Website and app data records
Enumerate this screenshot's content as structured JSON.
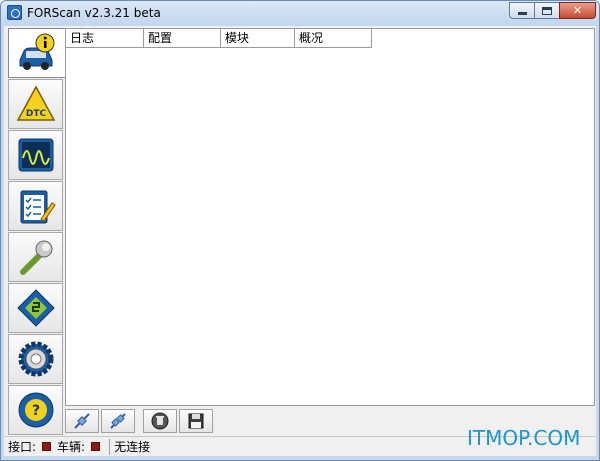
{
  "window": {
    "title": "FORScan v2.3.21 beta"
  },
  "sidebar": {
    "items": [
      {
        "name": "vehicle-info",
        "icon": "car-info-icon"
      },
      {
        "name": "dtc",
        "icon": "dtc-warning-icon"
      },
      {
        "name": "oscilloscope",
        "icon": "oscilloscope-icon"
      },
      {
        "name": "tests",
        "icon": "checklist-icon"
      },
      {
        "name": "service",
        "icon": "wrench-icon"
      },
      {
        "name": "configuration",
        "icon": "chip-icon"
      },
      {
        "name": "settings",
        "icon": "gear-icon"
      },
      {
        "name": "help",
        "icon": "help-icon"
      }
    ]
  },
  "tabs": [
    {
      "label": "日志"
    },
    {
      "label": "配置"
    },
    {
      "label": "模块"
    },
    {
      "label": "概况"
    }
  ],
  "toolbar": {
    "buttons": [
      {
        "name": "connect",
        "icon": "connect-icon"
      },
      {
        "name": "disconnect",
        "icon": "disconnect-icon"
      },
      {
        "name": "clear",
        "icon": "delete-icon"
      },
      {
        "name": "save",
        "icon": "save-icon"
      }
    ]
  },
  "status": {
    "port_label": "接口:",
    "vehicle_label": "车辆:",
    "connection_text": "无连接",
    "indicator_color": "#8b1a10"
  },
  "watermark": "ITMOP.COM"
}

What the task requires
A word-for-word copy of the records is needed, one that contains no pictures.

Expected output
Enumerate this screenshot's content as structured JSON.
{
  "window": {
    "title": "FORScan v2.3.21 beta"
  },
  "sidebar": {
    "items": [
      {
        "name": "vehicle-info",
        "icon": "car-info-icon"
      },
      {
        "name": "dtc",
        "icon": "dtc-warning-icon"
      },
      {
        "name": "oscilloscope",
        "icon": "oscilloscope-icon"
      },
      {
        "name": "tests",
        "icon": "checklist-icon"
      },
      {
        "name": "service",
        "icon": "wrench-icon"
      },
      {
        "name": "configuration",
        "icon": "chip-icon"
      },
      {
        "name": "settings",
        "icon": "gear-icon"
      },
      {
        "name": "help",
        "icon": "help-icon"
      }
    ]
  },
  "tabs": [
    {
      "label": "日志"
    },
    {
      "label": "配置"
    },
    {
      "label": "模块"
    },
    {
      "label": "概况"
    }
  ],
  "toolbar": {
    "buttons": [
      {
        "name": "connect",
        "icon": "connect-icon"
      },
      {
        "name": "disconnect",
        "icon": "disconnect-icon"
      },
      {
        "name": "clear",
        "icon": "delete-icon"
      },
      {
        "name": "save",
        "icon": "save-icon"
      }
    ]
  },
  "status": {
    "port_label": "接口:",
    "vehicle_label": "车辆:",
    "connection_text": "无连接",
    "indicator_color": "#8b1a10"
  },
  "watermark": "ITMOP.COM"
}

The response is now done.